Product vision and strategy can only work when you have your team’s trust. Successful communication relies on a receptive audience. Invest in this foundation before you blast out your new vision and strategy.
6. Keep It Simple
A trusting environment is required to create a platform for your communications campaign. Complexity is the enemy of trust because it creates confusion, doubt and misunderstanding. According to master product leader, Dan Ward, simplicity is addressed by considering the size, structure and specificity of every project.
If you’ve set the groundwork then you can start to put the pieces together for your communication campaign. And yes, it’s a campaign, not a once-off event.
How To Communicate Your Product Strategy
As Geordie Kaytes likes to say, “If you couldn’t hallucinate it, then it’s not a vision”. Any product vision needs to be something that can be explained in pictures, not just concepts. We’re not talking about a 50-page Powerpoint slide deck or a 200-node flow chart either. The best visual assets are generally a single image with a powerful and clear message.
Metaphors work well too. Beware though, they can often take on a cheesy tone, especially when a metaphor becomes an analog. If a product compares itself to dominant category leader, e.g. “we’re going to be the Uber of fast food”, it’s immediately lost its credibility. We recommend using relatable generic metaphors that cement the customer experience rather than a hypothetical comparison.
Human beings are emotional animals and not nearly as rational as we like to believe. All sensory inputs get filtered through the emotional centers of the brain before the logical parts get a chance to ponder them. Use this to your advantage by making the Product Strategy and Vision something that evokes excitement and even a little positive anxiety.
Tell A Story

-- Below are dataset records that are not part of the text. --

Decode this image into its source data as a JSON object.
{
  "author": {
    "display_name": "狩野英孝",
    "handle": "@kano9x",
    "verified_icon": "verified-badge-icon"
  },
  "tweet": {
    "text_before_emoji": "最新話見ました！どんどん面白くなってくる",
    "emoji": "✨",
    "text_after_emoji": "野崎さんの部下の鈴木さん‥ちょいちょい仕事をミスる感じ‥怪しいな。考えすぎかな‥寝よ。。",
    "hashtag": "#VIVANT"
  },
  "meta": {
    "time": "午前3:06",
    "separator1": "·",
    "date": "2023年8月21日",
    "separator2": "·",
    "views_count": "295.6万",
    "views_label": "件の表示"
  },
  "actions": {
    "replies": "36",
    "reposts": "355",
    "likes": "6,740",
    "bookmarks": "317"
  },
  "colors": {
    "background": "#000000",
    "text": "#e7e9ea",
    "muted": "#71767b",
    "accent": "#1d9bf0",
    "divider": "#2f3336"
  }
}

Our brains are wired for storytelling. When communication is conveyed in the format we can quickly understand, we’re more likely to remember it and pass it along to others. A long list of bullet points is probably not going to make a memorable story.
Don’t Try Please Everybody

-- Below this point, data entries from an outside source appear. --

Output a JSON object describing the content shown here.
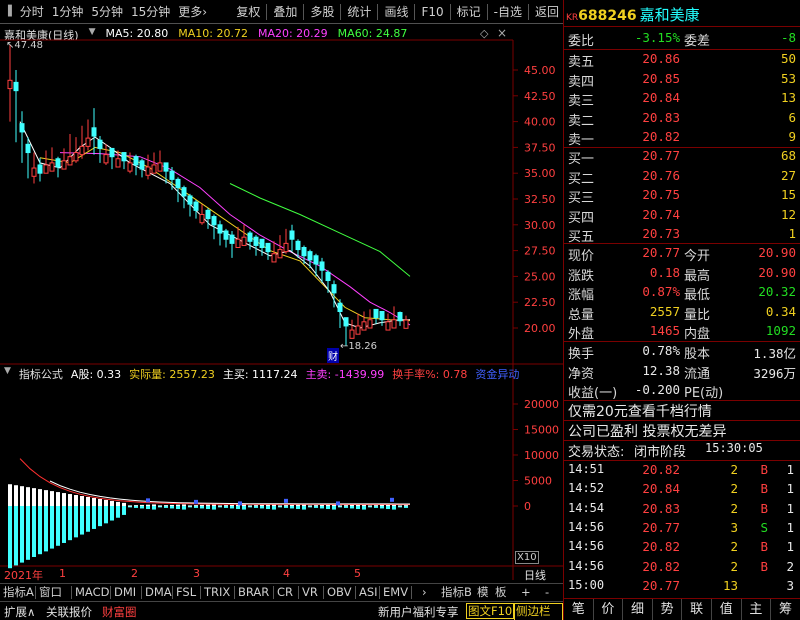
{
  "toolbar": {
    "left_items": [
      "分时",
      "1分钟",
      "5分钟",
      "15分钟",
      "更多"
    ],
    "more_arrow": "›",
    "right_items": [
      "复权",
      "叠加",
      "多股",
      "统计",
      "画线",
      "F10",
      "标记",
      "-自选",
      "返回"
    ]
  },
  "main_chart": {
    "title": "嘉和美康(日线)",
    "ma": [
      {
        "label": "MA5: 20.80",
        "color": "#ffffff"
      },
      {
        "label": "MA10: 20.72",
        "color": "#f0d020"
      },
      {
        "label": "MA20: 20.29",
        "color": "#ff40ff"
      },
      {
        "label": "MA60: 24.87",
        "color": "#40ff40"
      }
    ],
    "high_label": "47.48",
    "low_label": "18.26",
    "marker": "财",
    "y_ticks": [
      "45.00",
      "42.50",
      "40.00",
      "37.50",
      "35.00",
      "32.50",
      "30.00",
      "27.50",
      "25.00",
      "22.50",
      "20.00"
    ]
  },
  "chart_data": {
    "type": "candlestick",
    "ylim": [
      18,
      48
    ],
    "ma60_points": [
      [
        230,
        34.0
      ],
      [
        260,
        32.6
      ],
      [
        300,
        31.0
      ],
      [
        340,
        29.2
      ],
      [
        380,
        27.4
      ],
      [
        410,
        25.0
      ]
    ],
    "ma20_points": [
      [
        60,
        37.0
      ],
      [
        100,
        36.9
      ],
      [
        140,
        36.6
      ],
      [
        170,
        35.4
      ],
      [
        200,
        33.6
      ],
      [
        230,
        31.0
      ],
      [
        260,
        29.0
      ],
      [
        290,
        27.4
      ],
      [
        320,
        26.0
      ],
      [
        350,
        24.0
      ],
      [
        370,
        22.5
      ],
      [
        390,
        21.5
      ],
      [
        410,
        20.3
      ]
    ],
    "ma10_points": [
      [
        40,
        36.5
      ],
      [
        70,
        36.0
      ],
      [
        95,
        37.5
      ],
      [
        120,
        37.0
      ],
      [
        150,
        35.5
      ],
      [
        180,
        33.5
      ],
      [
        210,
        31.5
      ],
      [
        240,
        29.5
      ],
      [
        270,
        27.5
      ],
      [
        300,
        26.5
      ],
      [
        325,
        24.0
      ],
      [
        345,
        22.0
      ],
      [
        365,
        21.0
      ],
      [
        390,
        20.8
      ],
      [
        410,
        20.72
      ]
    ],
    "ma5_points": [
      [
        20,
        40.0
      ],
      [
        40,
        36.0
      ],
      [
        60,
        35.5
      ],
      [
        80,
        37.5
      ],
      [
        95,
        38.5
      ],
      [
        110,
        37.5
      ],
      [
        130,
        36.0
      ],
      [
        150,
        35.0
      ],
      [
        170,
        34.0
      ],
      [
        190,
        32.0
      ],
      [
        210,
        30.0
      ],
      [
        230,
        29.0
      ],
      [
        250,
        28.0
      ],
      [
        270,
        27.0
      ],
      [
        290,
        27.5
      ],
      [
        310,
        26.0
      ],
      [
        330,
        23.5
      ],
      [
        345,
        20.5
      ],
      [
        360,
        20.0
      ],
      [
        380,
        20.5
      ],
      [
        400,
        20.8
      ],
      [
        410,
        20.8
      ]
    ],
    "candles": [
      [
        10,
        44,
        47.48,
        40,
        "r"
      ],
      [
        16,
        43,
        45,
        38,
        "g"
      ],
      [
        22,
        39,
        41,
        36,
        "g"
      ],
      [
        28,
        37,
        38.5,
        34.5,
        "g"
      ],
      [
        34,
        35.5,
        37,
        34,
        "r"
      ],
      [
        40,
        35,
        36.5,
        34.2,
        "g"
      ],
      [
        46,
        35.8,
        37.2,
        35,
        "r"
      ],
      [
        52,
        36,
        37.5,
        35.2,
        "r"
      ],
      [
        58,
        35.6,
        36.6,
        34.6,
        "g"
      ],
      [
        64,
        36.2,
        37.4,
        35.4,
        "r"
      ],
      [
        70,
        36.6,
        38.8,
        35.8,
        "r"
      ],
      [
        76,
        37,
        38.5,
        36,
        "r"
      ],
      [
        82,
        37.6,
        39.6,
        36.4,
        "r"
      ],
      [
        88,
        38.4,
        40.2,
        37.2,
        "r"
      ],
      [
        94,
        38.6,
        41.3,
        36.8,
        "g"
      ],
      [
        100,
        37.4,
        38.6,
        36,
        "g"
      ],
      [
        106,
        36.8,
        37.8,
        35.8,
        "r"
      ],
      [
        112,
        36.6,
        37.4,
        35.4,
        "g"
      ],
      [
        118,
        36.4,
        37.2,
        35.6,
        "r"
      ],
      [
        124,
        36.2,
        37,
        35.4,
        "g"
      ],
      [
        130,
        36,
        37,
        35,
        "r"
      ],
      [
        136,
        35.8,
        36.8,
        34.8,
        "g"
      ],
      [
        142,
        35.4,
        36.4,
        34.6,
        "g"
      ],
      [
        148,
        35.6,
        36.8,
        34.4,
        "r"
      ],
      [
        154,
        35.8,
        37,
        35,
        "r"
      ],
      [
        160,
        36,
        37.2,
        35.2,
        "r"
      ],
      [
        166,
        35.2,
        36,
        34,
        "g"
      ],
      [
        172,
        34.4,
        35.6,
        33.4,
        "g"
      ],
      [
        178,
        33.6,
        34.6,
        32.2,
        "g"
      ],
      [
        184,
        32.8,
        33.8,
        31.6,
        "g"
      ],
      [
        190,
        32,
        33,
        30.8,
        "g"
      ],
      [
        196,
        31.4,
        32.4,
        30.6,
        "g"
      ],
      [
        202,
        31,
        32,
        30,
        "r"
      ],
      [
        208,
        30.6,
        31.6,
        29.6,
        "g"
      ],
      [
        214,
        30,
        31,
        28.6,
        "g"
      ],
      [
        220,
        29.2,
        30.4,
        28,
        "g"
      ],
      [
        226,
        28.6,
        29.6,
        27.8,
        "g"
      ],
      [
        232,
        28.2,
        29.4,
        26.8,
        "g"
      ],
      [
        238,
        28.6,
        29.8,
        27.8,
        "r"
      ],
      [
        244,
        28.8,
        30,
        28,
        "r"
      ],
      [
        250,
        28.4,
        29.4,
        27.6,
        "g"
      ],
      [
        256,
        28,
        29,
        27,
        "g"
      ],
      [
        262,
        27.8,
        28.6,
        27,
        "g"
      ],
      [
        268,
        27.4,
        28.2,
        26.6,
        "g"
      ],
      [
        274,
        27.2,
        28.4,
        26.4,
        "r"
      ],
      [
        280,
        27.6,
        29,
        26.8,
        "r"
      ],
      [
        286,
        28.2,
        29.6,
        27.2,
        "r"
      ],
      [
        292,
        28.6,
        30,
        27.4,
        "g"
      ],
      [
        298,
        27.6,
        28.6,
        26.8,
        "g"
      ],
      [
        304,
        27,
        28,
        26.2,
        "g"
      ],
      [
        310,
        26.6,
        27.6,
        25.8,
        "g"
      ],
      [
        316,
        26.2,
        27.2,
        25,
        "g"
      ],
      [
        322,
        25.6,
        26.8,
        24.4,
        "g"
      ],
      [
        328,
        24.6,
        25.6,
        23.4,
        "g"
      ],
      [
        334,
        23.4,
        24.6,
        22,
        "g"
      ],
      [
        340,
        21.6,
        22.8,
        20,
        "g"
      ],
      [
        346,
        20.2,
        21,
        18.26,
        "g"
      ],
      [
        352,
        19.8,
        20.8,
        19,
        "r"
      ],
      [
        358,
        20.2,
        21.4,
        19.6,
        "r"
      ],
      [
        364,
        20.6,
        21.6,
        20,
        "r"
      ],
      [
        370,
        20.8,
        21.8,
        20.2,
        "r"
      ],
      [
        376,
        21,
        21.8,
        20.4,
        "g"
      ],
      [
        382,
        20.8,
        21.6,
        20.2,
        "g"
      ],
      [
        388,
        20.6,
        21.4,
        20,
        "r"
      ],
      [
        394,
        20.8,
        22.1,
        20.2,
        "r"
      ],
      [
        400,
        20.7,
        21.6,
        20.2,
        "g"
      ],
      [
        406,
        20.77,
        21.2,
        20.3,
        "r"
      ]
    ]
  },
  "indicator": {
    "title": "指标公式",
    "items": [
      {
        "label": "A股: 0.33",
        "color": "#ffffff"
      },
      {
        "label": "实际量: 2557.23",
        "color": "#f0d020"
      },
      {
        "label": "主买: 1117.24",
        "color": "#ffffff"
      },
      {
        "label": "主卖: -1439.99",
        "color": "#ff40ff"
      },
      {
        "label": "换手率%: 0.78",
        "color": "#ff4040"
      },
      {
        "label": "资金异动",
        "color": "#4060ff"
      }
    ],
    "y_ticks": [
      "20000",
      "15000",
      "10000",
      "5000",
      "0"
    ],
    "x10": "X10"
  },
  "xaxis": {
    "year": "2021年",
    "months": [
      "1",
      "2",
      "3",
      "4",
      "5"
    ],
    "period": "日线"
  },
  "bottom_tabs": [
    "指标A",
    "窗口",
    "MACD",
    "DMI",
    "DMA",
    "FSL",
    "TRIX",
    "BRAR",
    "CR",
    "VR",
    "OBV",
    "ASI",
    "EMV"
  ],
  "bottom_tabs_arrow": "›",
  "bottom_tabs_right": [
    "指标B",
    "模",
    "板",
    "+",
    "-"
  ],
  "status_bar": {
    "left": [
      "扩展∧",
      "关联报价",
      "财富圈"
    ],
    "right": "新用户福利专享",
    "f10": "图文F10",
    "side": "侧边栏",
    "side_arrow": "≪"
  },
  "quote": {
    "kr": "KR",
    "code": "688246",
    "name": "嘉和美康",
    "weibi_label": "委比",
    "weibi": "-3.15%",
    "weicha_label": "委差",
    "weicha": "-8",
    "sell": [
      {
        "label": "卖五",
        "price": "20.86",
        "vol": "50"
      },
      {
        "label": "卖四",
        "price": "20.85",
        "vol": "53"
      },
      {
        "label": "卖三",
        "price": "20.84",
        "vol": "13"
      },
      {
        "label": "卖二",
        "price": "20.83",
        "vol": "6"
      },
      {
        "label": "卖一",
        "price": "20.82",
        "vol": "9"
      }
    ],
    "buy": [
      {
        "label": "买一",
        "price": "20.77",
        "vol": "68"
      },
      {
        "label": "买二",
        "price": "20.76",
        "vol": "27"
      },
      {
        "label": "买三",
        "price": "20.75",
        "vol": "15"
      },
      {
        "label": "买四",
        "price": "20.74",
        "vol": "12"
      },
      {
        "label": "买五",
        "price": "20.73",
        "vol": "1"
      }
    ],
    "stats": [
      {
        "l1": "现价",
        "v1": "20.77",
        "c1": "red",
        "l2": "今开",
        "v2": "20.90",
        "c2": "red"
      },
      {
        "l1": "涨跌",
        "v1": "0.18",
        "c1": "red",
        "l2": "最高",
        "v2": "20.90",
        "c2": "red"
      },
      {
        "l1": "涨幅",
        "v1": "0.87%",
        "c1": "red",
        "l2": "最低",
        "v2": "20.32",
        "c2": "green"
      },
      {
        "l1": "总量",
        "v1": "2557",
        "c1": "yellow",
        "l2": "量比",
        "v2": "0.34",
        "c2": "yellow"
      },
      {
        "l1": "外盘",
        "v1": "1465",
        "c1": "red",
        "l2": "内盘",
        "v2": "1092",
        "c2": "green"
      }
    ],
    "stats2": [
      {
        "l1": "换手",
        "v1": "0.78%",
        "l2": "股本",
        "v2": "1.38亿"
      },
      {
        "l1": "净资",
        "v1": "12.38",
        "l2": "流通",
        "v2": "3296万"
      },
      {
        "l1": "收益(一)",
        "v1": "-0.200",
        "l2": "PE(动)",
        "v2": ""
      }
    ],
    "promo1": "仅需20元查看千档行情",
    "promo2": "公司已盈利 投票权无差异",
    "status_label": "交易状态:",
    "status_value": "闭市阶段",
    "status_time": "15:30:05",
    "ticks": [
      {
        "time": "14:51",
        "price": "20.82",
        "vol": "2",
        "side": "B",
        "n": "1"
      },
      {
        "time": "14:52",
        "price": "20.84",
        "vol": "2",
        "side": "B",
        "n": "1"
      },
      {
        "time": "14:54",
        "price": "20.83",
        "vol": "2",
        "side": "B",
        "n": "1"
      },
      {
        "time": "14:56",
        "price": "20.77",
        "vol": "3",
        "side": "S",
        "n": "1"
      },
      {
        "time": "14:56",
        "price": "20.82",
        "vol": "2",
        "side": "B",
        "n": "1"
      },
      {
        "time": "14:56",
        "price": "20.82",
        "vol": "2",
        "side": "B",
        "n": "2"
      },
      {
        "time": "15:00",
        "price": "20.77",
        "vol": "13",
        "side": "",
        "n": "3"
      }
    ],
    "bottom_tabs": [
      "笔",
      "价",
      "细",
      "势",
      "联",
      "值",
      "主",
      "筹"
    ]
  }
}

The best ideas don’t sit on the fence. If you’re worried you might piss a few people off, then you probably have a really good vision. Your goal is to rally those people who believe in the same future you do, not convert the naysayers and haters.
In our current digital obsessed world we forget that the best ways to communicate can be with good ‘ol fashioned printed materials. Posters, handouts, postcards, and business card sized reminders of the Product Vision are less likely to disappear with the click of a mouse. Our friends at Pluralsight have a wall sized vision and strategy poster in every major meeting place and busy hallway.
Test It Before You Launch It.
You need to eat your own dog food, or preferably drink your own champagne, before you launch it to the entire team. Take the time to meet with influencers and external advisors to get their feedback and reactions. This approach has the added benefit of slowly letting the team know what’s coming before it’s announced. Remember that trust thing? This approach ensures you have the team’s trust before the big reveal.
Communicating a vision or a product strategy doesn’t happen in one announcement. It’s a process. One that could take months, sometimes years. Prepare yourself and your team for a long-term campaign. Be willing to go over the same ground more than once for some constituents. Not everyone will get it and support it the first time around.
All communication is ultimately human-centered. 100% of your team and your customers are humans. Invest time in the people that will be affected by your new, or re-aligned strategy. Their support will be the most important determinate of your vision or strategy’s success.
Enjoy what you’ve read? Good, because there’s an entire book full of this stuff. Along with with two masters of product, Martin Eriksson and Nate Walkingshaw, I’ve written a book that all product professionals can benefit from.
We’ve interviewed hundreds of product leaders from around the world and from companies big and small. Their insights and experiences will take the lid off the mystery of great product leadership.